Problem: A verbatim reproduction of all the entries is needed.

Extracted entries:
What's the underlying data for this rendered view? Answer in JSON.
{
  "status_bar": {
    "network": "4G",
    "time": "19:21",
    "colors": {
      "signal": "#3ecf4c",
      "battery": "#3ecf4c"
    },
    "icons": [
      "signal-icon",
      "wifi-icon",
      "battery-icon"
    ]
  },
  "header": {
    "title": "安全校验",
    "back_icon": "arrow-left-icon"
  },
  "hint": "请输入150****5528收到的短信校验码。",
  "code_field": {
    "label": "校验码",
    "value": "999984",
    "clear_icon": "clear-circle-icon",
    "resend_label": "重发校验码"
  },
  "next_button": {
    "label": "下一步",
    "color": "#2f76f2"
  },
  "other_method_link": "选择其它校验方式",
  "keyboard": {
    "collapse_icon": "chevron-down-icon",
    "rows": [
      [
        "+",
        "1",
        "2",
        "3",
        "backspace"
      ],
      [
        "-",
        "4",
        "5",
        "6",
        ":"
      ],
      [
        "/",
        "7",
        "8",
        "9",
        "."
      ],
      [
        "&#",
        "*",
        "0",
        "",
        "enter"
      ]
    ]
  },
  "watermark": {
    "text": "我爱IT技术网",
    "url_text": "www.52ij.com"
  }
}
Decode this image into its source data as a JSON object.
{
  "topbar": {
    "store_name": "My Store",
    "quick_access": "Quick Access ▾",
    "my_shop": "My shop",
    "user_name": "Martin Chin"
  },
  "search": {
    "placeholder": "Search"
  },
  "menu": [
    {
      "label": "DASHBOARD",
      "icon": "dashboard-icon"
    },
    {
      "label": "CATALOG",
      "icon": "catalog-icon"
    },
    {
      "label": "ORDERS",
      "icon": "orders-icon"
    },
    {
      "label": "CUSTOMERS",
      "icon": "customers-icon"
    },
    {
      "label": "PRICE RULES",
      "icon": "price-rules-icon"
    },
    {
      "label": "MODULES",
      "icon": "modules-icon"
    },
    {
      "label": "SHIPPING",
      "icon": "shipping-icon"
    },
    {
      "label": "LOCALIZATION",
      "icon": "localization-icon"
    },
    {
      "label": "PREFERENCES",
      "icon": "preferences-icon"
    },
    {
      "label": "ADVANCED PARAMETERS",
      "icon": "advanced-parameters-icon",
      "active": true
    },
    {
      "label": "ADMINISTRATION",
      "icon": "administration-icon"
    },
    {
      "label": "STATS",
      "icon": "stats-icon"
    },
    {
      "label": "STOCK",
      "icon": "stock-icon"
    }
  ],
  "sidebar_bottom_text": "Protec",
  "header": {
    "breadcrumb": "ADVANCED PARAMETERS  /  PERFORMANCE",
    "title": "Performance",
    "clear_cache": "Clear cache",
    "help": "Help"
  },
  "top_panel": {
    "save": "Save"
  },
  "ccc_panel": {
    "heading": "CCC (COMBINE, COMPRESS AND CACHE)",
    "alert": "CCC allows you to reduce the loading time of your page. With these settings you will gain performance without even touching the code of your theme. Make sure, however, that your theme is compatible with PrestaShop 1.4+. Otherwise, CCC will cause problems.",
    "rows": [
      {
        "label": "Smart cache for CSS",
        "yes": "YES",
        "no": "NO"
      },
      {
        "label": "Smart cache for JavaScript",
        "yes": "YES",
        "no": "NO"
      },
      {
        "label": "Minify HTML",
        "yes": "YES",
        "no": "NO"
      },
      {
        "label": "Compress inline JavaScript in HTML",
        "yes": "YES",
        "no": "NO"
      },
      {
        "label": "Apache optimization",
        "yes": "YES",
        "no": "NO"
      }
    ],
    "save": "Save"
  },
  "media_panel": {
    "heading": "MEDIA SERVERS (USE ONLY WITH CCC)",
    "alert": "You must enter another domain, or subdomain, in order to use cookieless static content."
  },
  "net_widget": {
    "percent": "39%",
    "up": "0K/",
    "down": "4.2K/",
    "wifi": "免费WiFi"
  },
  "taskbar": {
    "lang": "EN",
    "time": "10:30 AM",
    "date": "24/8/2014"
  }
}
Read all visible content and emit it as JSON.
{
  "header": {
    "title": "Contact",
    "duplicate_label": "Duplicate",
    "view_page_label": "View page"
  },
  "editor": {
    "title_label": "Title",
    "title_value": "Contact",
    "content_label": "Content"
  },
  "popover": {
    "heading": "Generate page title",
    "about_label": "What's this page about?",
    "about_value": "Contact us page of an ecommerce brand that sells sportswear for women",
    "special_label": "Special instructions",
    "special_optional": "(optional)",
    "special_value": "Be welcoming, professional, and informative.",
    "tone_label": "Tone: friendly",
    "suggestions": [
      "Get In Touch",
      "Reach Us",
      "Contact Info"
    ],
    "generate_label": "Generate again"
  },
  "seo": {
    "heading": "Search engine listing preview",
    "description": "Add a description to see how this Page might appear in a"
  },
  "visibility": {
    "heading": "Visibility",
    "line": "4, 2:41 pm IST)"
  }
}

Written answer:
What's the underlying data for this rendered view? Answer in JSON.
{
  "status_bar": {
    "network": "4G",
    "time": "19:21",
    "colors": {
      "signal": "#3ecf4c",
      "battery": "#3ecf4c"
    },
    "icons": [
      "signal-icon",
      "wifi-icon",
      "battery-icon"
    ]
  },
  "header": {
    "title": "安全校验",
    "back_icon": "arrow-left-icon"
  },
  "hint": "请输入150****5528收到的短信校验码。",
  "code_field": {
    "label": "校验码",
    "value": "999984",
    "clear_icon": "clear-circle-icon",
    "resend_label": "重发校验码"
  },
  "next_button": {
    "label": "下一步",
    "color": "#2f76f2"
  },
  "other_method_link": "选择其它校验方式",
  "keyboard": {
    "collapse_icon": "chevron-down-icon",
    "rows": [
      [
        "+",
        "1",
        "2",
        "3",
        "backspace"
      ],
      [
        "-",
        "4",
        "5",
        "6",
        ":"
      ],
      [
        "/",
        "7",
        "8",
        "9",
        "."
      ],
      [
        "&#",
        "*",
        "0",
        "",
        "enter"
      ]
    ]
  },
  "watermark": {
    "text": "我爱IT技术网",
    "url_text": "www.52ij.com"
  }
}
Decode this image into its source data as a JSON object.
{
  "topbar": {
    "store_name": "My Store",
    "quick_access": "Quick Access ▾",
    "my_shop": "My shop",
    "user_name": "Martin Chin"
  },
  "search": {
    "placeholder": "Search"
  },
  "menu": [
    {
      "label": "DASHBOARD",
      "icon": "dashboard-icon"
    },
    {
      "label": "CATALOG",
      "icon": "catalog-icon"
    },
    {
      "label": "ORDERS",
      "icon": "orders-icon"
    },
    {
      "label": "CUSTOMERS",
      "icon": "customers-icon"
    },
    {
      "label": "PRICE RULES",
      "icon": "price-rules-icon"
    },
    {
      "label": "MODULES",
      "icon": "modules-icon"
    },
    {
      "label": "SHIPPING",
      "icon": "shipping-icon"
    },
    {
      "label": "LOCALIZATION",
      "icon": "localization-icon"
    },
    {
      "label": "PREFERENCES",
      "icon": "preferences-icon"
    },
    {
      "label": "ADVANCED PARAMETERS",
      "icon": "advanced-parameters-icon",
      "active": true
    },
    {
      "label": "ADMINISTRATION",
      "icon": "administration-icon"
    },
    {
      "label": "STATS",
      "icon": "stats-icon"
    },
    {
      "label": "STOCK",
      "icon": "stock-icon"
    }
  ],
  "sidebar_bottom_text": "Protec",
  "header": {
    "breadcrumb": "ADVANCED PARAMETERS  /  PERFORMANCE",
    "title": "Performance",
    "clear_cache": "Clear cache",
    "help": "Help"
  },
  "top_panel": {
    "save": "Save"
  },
  "ccc_panel": {
    "heading": "CCC (COMBINE, COMPRESS AND CACHE)",
    "alert": "CCC allows you to reduce the loading time of your page. With these settings you will gain performance without even touching the code of your theme. Make sure, however, that your theme is compatible with PrestaShop 1.4+. Otherwise, CCC will cause problems.",
    "rows": [
      {
        "label": "Smart cache for CSS",
        "yes": "YES",
        "no": "NO"
      },
      {
        "label": "Smart cache for JavaScript",
        "yes": "YES",
        "no": "NO"
      },
      {
        "label": "Minify HTML",
        "yes": "YES",
        "no": "NO"
      },
      {
        "label": "Compress inline JavaScript in HTML",
        "yes": "YES",
        "no": "NO"
      },
      {
        "label": "Apache optimization",
        "yes": "YES",
        "no": "NO"
      }
    ],
    "save": "Save"
  },
  "media_panel": {
    "heading": "MEDIA SERVERS (USE ONLY WITH CCC)",
    "alert": "You must enter another domain, or subdomain, in order to use cookieless static content."
  },
  "net_widget": {
    "percent": "39%",
    "up": "0K/",
    "down": "4.2K/",
    "wifi": "免费WiFi"
  },
  "taskbar": {
    "lang": "EN",
    "time": "10:30 AM",
    "date": "24/8/2014"
  }
}
Read all visible content and emit it as JSON.
{
  "header": {
    "title": "Contact",
    "duplicate_label": "Duplicate",
    "view_page_label": "View page"
  },
  "editor": {
    "title_label": "Title",
    "title_value": "Contact",
    "content_label": "Content"
  },
  "popover": {
    "heading": "Generate page title",
    "about_label": "What's this page about?",
    "about_value": "Contact us page of an ecommerce brand that sells sportswear for women",
    "special_label": "Special instructions",
    "special_optional": "(optional)",
    "special_value": "Be welcoming, professional, and informative.",
    "tone_label": "Tone: friendly",
    "suggestions": [
      "Get In Touch",
      "Reach Us",
      "Contact Info"
    ],
    "generate_label": "Generate again"
  },
  "seo": {
    "heading": "Search engine listing preview",
    "description": "Add a description to see how this Page might appear in a"
  },
  "visibility": {
    "heading": "Visibility",
    "line": "4, 2:41 pm IST)"
  }
}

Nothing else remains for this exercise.